Go through the material below, tally each line containing "date", and write the tally alone.
┌──
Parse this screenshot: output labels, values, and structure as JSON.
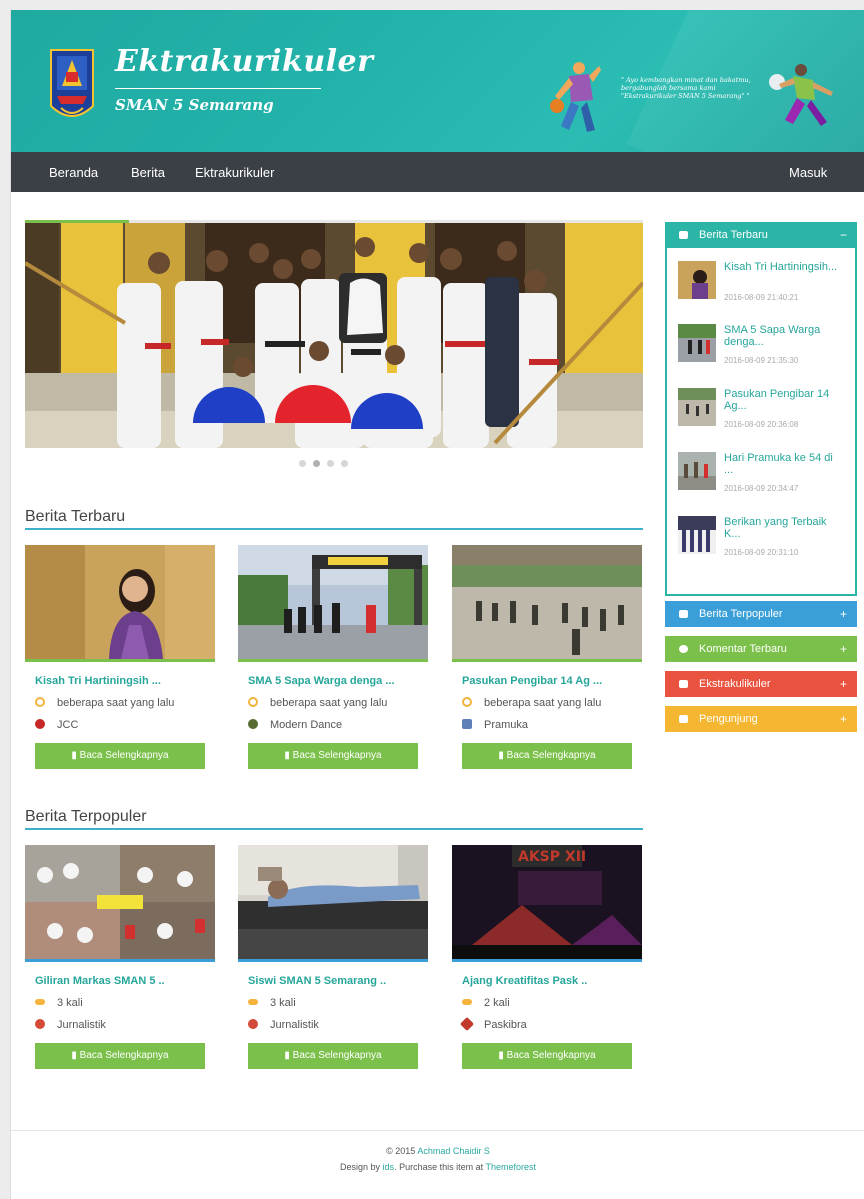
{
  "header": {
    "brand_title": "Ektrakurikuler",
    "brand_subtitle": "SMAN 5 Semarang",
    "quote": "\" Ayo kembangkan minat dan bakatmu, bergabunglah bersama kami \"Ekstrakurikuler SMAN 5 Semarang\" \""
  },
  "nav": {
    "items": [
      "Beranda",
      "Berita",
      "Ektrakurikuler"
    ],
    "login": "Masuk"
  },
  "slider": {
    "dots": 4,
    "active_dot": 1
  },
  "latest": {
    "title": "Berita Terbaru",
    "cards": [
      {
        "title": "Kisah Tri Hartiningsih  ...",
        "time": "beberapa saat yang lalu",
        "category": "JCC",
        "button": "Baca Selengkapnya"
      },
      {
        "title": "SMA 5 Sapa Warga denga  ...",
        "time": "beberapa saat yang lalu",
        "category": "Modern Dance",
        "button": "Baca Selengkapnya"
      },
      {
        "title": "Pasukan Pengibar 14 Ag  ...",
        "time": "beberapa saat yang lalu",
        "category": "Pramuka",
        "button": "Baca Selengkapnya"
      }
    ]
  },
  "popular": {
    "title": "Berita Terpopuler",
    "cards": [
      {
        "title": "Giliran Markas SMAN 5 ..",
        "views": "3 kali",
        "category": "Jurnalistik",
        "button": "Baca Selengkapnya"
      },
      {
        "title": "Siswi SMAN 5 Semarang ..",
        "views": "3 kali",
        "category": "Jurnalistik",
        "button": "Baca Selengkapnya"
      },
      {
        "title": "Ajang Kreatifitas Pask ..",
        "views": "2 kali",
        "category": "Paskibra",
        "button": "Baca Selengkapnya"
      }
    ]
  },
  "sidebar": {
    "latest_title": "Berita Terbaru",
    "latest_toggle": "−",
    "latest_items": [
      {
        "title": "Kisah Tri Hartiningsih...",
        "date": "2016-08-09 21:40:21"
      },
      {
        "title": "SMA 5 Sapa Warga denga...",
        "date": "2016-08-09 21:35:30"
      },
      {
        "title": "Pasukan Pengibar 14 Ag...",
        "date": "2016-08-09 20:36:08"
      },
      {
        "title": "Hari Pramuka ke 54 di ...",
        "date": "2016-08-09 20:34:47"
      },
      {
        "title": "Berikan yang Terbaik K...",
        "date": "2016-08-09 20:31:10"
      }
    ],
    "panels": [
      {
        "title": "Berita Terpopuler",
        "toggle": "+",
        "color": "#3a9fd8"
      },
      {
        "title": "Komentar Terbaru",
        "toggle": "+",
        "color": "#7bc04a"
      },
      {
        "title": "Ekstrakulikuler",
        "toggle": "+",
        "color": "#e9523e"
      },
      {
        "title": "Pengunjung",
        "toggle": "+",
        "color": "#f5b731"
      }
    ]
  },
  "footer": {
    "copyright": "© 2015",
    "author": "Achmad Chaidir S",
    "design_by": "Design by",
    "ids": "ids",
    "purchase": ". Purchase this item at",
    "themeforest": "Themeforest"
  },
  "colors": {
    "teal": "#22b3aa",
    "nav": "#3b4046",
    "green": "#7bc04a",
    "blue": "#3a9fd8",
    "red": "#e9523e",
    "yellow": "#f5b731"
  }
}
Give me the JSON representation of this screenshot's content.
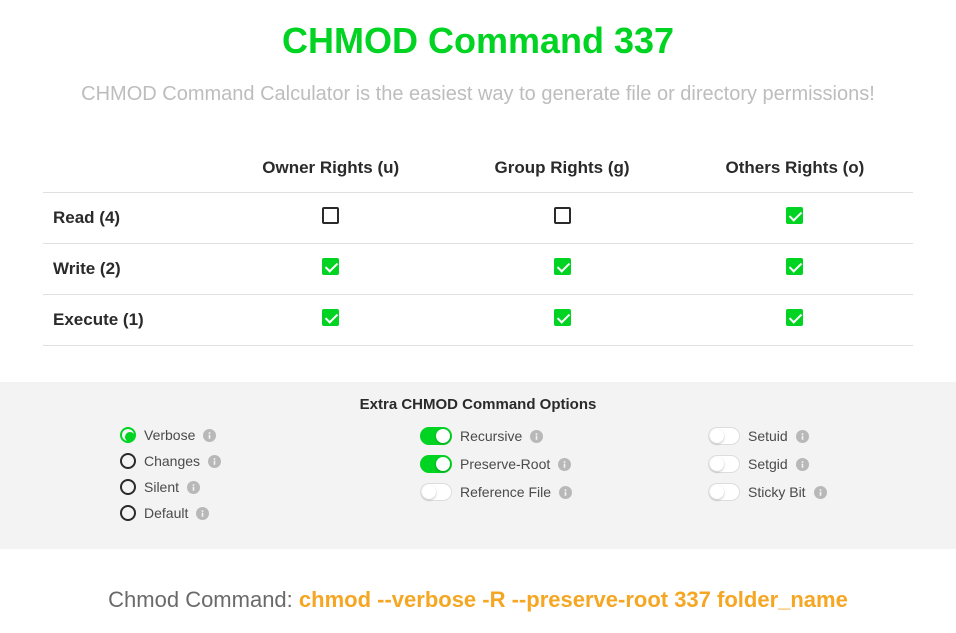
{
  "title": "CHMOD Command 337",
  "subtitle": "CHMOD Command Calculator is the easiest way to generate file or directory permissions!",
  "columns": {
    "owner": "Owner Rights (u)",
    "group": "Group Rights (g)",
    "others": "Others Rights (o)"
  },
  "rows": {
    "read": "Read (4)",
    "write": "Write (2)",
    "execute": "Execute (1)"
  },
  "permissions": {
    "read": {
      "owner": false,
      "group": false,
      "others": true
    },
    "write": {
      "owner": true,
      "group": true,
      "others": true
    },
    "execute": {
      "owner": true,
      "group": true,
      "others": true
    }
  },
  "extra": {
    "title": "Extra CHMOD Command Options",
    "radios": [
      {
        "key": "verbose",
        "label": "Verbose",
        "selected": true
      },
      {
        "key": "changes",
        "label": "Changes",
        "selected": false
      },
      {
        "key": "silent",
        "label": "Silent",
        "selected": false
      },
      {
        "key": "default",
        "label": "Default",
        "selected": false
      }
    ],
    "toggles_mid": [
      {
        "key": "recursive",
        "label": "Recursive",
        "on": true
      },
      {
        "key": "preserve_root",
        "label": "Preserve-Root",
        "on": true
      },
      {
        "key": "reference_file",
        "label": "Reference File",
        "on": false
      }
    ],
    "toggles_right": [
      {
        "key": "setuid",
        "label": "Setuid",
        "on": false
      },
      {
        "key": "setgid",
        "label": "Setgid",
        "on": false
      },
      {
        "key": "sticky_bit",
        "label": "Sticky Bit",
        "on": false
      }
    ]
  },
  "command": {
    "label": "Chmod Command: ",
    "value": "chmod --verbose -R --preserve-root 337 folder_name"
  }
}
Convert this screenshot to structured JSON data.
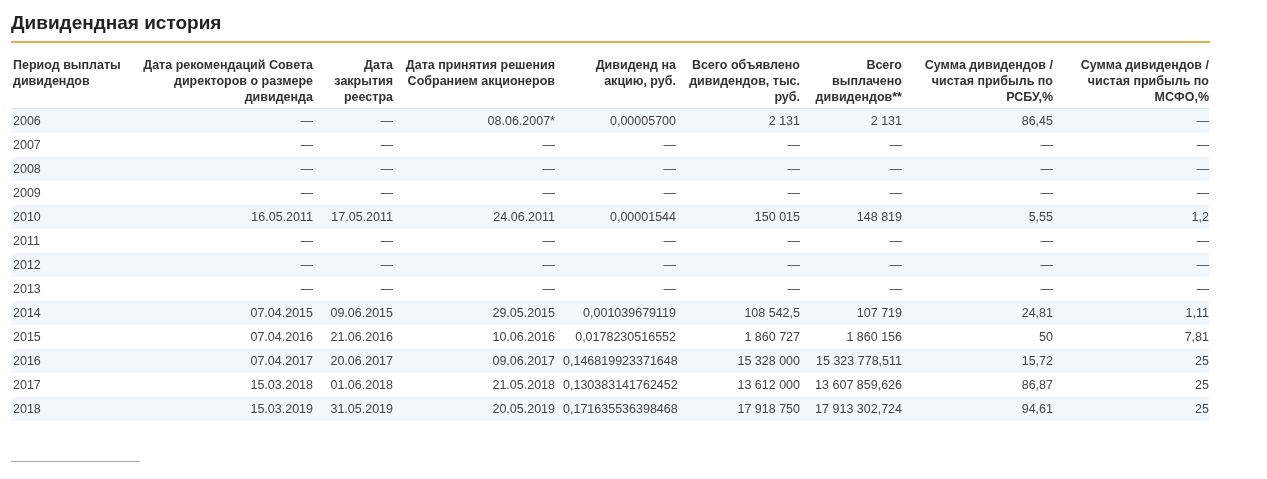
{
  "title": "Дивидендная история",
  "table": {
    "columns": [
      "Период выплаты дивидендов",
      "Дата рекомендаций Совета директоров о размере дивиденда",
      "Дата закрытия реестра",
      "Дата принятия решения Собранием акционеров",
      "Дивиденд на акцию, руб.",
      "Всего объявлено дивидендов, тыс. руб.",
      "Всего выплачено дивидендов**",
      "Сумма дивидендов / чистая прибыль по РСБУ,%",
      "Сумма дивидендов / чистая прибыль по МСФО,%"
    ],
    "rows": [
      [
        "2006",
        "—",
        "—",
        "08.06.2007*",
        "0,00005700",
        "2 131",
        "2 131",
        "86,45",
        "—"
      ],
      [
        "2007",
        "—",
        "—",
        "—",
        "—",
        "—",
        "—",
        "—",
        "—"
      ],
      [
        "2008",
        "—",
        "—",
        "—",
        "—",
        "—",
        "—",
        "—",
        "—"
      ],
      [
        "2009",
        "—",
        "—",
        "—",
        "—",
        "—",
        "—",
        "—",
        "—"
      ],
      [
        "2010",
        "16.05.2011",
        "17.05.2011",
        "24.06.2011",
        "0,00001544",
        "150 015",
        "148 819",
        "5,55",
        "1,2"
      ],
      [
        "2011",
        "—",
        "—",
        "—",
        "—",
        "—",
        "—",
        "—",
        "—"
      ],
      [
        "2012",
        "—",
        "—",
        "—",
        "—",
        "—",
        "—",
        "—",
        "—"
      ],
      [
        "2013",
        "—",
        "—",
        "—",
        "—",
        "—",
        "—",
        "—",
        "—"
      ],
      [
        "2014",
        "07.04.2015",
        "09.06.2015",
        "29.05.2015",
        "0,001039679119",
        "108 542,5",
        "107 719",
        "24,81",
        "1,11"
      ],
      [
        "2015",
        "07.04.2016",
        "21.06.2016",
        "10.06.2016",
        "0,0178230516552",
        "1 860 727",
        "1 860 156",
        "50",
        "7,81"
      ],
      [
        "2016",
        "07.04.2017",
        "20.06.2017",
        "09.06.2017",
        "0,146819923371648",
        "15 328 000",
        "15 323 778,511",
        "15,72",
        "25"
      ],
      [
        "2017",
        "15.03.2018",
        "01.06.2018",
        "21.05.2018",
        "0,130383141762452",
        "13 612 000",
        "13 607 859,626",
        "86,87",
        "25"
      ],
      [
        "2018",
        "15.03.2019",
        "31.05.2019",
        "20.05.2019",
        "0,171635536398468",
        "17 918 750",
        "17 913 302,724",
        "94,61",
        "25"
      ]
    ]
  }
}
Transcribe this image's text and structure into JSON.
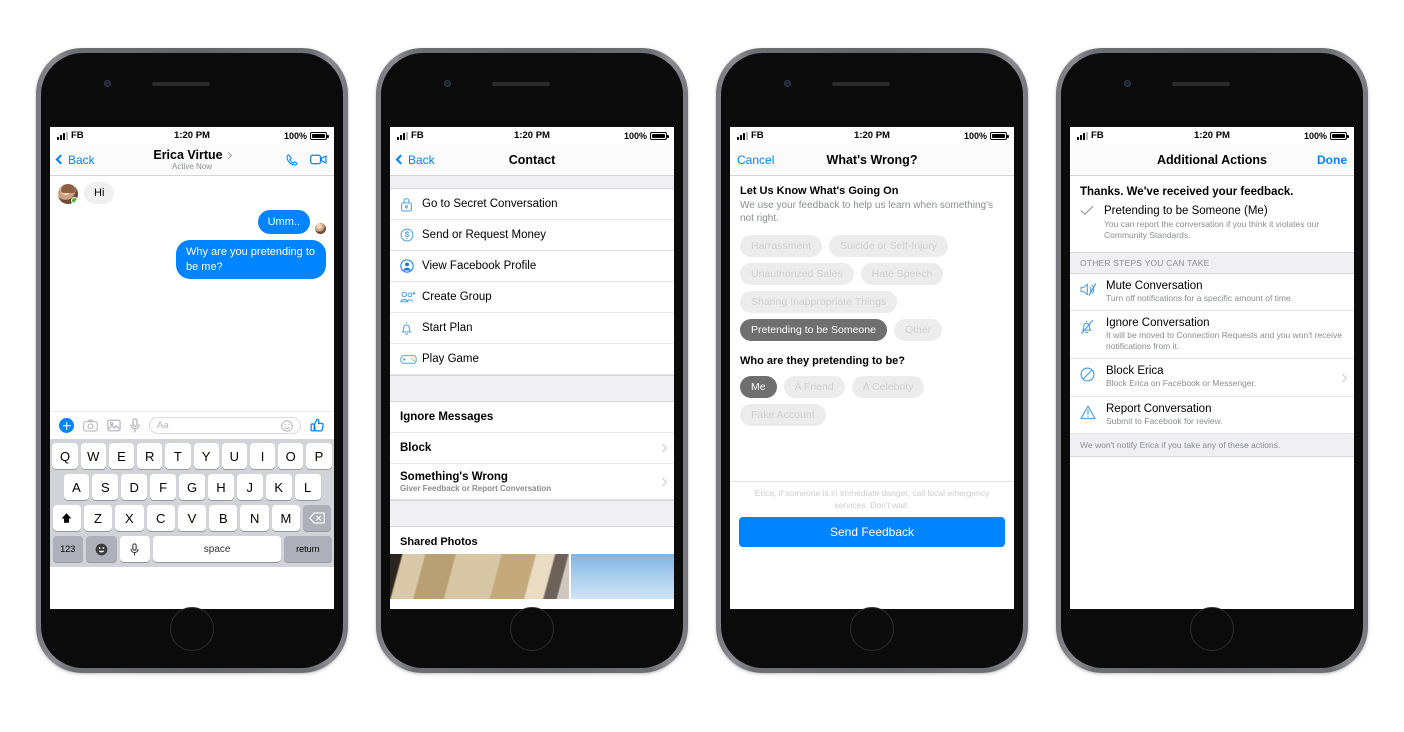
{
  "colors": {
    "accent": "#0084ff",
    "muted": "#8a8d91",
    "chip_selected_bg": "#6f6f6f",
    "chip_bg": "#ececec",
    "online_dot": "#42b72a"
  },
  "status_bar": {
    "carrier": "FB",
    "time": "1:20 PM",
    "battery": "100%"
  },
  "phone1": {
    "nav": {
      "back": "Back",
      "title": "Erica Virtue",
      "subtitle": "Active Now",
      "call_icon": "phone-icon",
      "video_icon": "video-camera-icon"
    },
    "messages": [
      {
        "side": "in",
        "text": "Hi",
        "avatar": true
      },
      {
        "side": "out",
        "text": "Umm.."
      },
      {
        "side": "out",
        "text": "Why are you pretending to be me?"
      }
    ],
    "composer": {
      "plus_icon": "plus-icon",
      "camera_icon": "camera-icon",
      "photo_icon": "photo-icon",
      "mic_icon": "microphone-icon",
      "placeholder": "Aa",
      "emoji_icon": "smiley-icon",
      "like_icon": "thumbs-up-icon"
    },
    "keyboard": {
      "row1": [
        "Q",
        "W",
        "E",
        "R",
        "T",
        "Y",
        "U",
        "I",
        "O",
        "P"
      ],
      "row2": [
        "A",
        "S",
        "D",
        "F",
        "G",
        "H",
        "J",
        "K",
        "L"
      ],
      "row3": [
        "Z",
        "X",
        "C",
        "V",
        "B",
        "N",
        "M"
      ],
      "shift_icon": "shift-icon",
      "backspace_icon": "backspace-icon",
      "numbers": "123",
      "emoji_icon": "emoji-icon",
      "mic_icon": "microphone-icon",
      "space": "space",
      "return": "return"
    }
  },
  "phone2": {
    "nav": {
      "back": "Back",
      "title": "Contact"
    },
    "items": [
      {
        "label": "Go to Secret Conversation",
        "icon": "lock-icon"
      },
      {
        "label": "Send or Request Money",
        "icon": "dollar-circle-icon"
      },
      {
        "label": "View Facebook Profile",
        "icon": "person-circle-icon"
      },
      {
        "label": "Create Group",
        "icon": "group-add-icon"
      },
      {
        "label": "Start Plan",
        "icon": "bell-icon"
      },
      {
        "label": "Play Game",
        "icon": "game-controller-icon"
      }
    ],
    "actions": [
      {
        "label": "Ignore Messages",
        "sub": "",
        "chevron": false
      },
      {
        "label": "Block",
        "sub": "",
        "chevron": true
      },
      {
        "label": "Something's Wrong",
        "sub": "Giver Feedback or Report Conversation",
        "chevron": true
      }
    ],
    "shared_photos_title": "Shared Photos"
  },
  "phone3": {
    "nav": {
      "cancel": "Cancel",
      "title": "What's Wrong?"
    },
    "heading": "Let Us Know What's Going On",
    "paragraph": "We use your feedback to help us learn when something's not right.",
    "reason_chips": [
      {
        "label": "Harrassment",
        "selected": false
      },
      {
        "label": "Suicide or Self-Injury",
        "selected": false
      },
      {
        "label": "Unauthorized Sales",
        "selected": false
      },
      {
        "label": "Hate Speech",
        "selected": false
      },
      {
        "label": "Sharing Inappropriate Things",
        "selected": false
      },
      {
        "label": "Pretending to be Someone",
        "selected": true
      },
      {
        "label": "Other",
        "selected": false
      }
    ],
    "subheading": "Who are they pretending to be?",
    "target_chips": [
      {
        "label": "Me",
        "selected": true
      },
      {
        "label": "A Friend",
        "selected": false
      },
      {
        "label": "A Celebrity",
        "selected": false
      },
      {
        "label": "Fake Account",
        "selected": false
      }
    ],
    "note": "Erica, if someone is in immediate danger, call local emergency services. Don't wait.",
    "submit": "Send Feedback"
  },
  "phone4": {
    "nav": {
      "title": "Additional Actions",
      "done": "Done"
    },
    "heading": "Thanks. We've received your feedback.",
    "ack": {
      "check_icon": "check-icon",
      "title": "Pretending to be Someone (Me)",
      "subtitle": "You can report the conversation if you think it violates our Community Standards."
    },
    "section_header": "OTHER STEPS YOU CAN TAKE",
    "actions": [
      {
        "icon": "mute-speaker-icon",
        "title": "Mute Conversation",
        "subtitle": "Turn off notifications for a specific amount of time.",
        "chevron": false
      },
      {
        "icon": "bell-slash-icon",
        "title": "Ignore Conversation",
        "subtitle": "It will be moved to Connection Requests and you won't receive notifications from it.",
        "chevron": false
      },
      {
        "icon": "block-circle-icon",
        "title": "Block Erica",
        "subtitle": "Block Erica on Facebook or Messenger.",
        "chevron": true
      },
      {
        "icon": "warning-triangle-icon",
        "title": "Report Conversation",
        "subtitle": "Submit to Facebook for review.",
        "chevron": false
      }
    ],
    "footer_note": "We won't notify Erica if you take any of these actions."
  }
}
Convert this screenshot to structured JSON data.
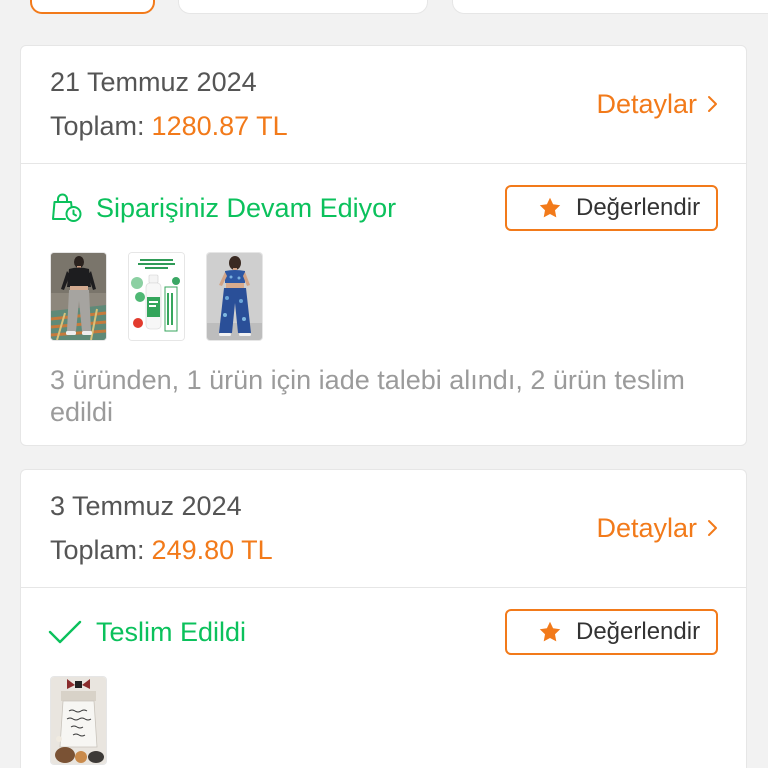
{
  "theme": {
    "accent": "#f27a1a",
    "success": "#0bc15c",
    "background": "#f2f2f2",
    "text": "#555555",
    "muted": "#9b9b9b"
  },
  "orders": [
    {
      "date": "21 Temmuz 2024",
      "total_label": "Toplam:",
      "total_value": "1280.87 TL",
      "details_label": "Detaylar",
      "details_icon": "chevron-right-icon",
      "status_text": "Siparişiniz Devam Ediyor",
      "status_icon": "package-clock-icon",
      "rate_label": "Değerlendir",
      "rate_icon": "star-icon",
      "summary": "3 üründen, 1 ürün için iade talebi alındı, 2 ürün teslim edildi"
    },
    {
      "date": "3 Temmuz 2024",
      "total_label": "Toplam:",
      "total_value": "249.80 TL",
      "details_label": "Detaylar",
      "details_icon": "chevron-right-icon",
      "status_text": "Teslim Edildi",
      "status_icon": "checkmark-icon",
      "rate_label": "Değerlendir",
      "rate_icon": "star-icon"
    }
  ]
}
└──
*SOLVED PROBLEM:* 7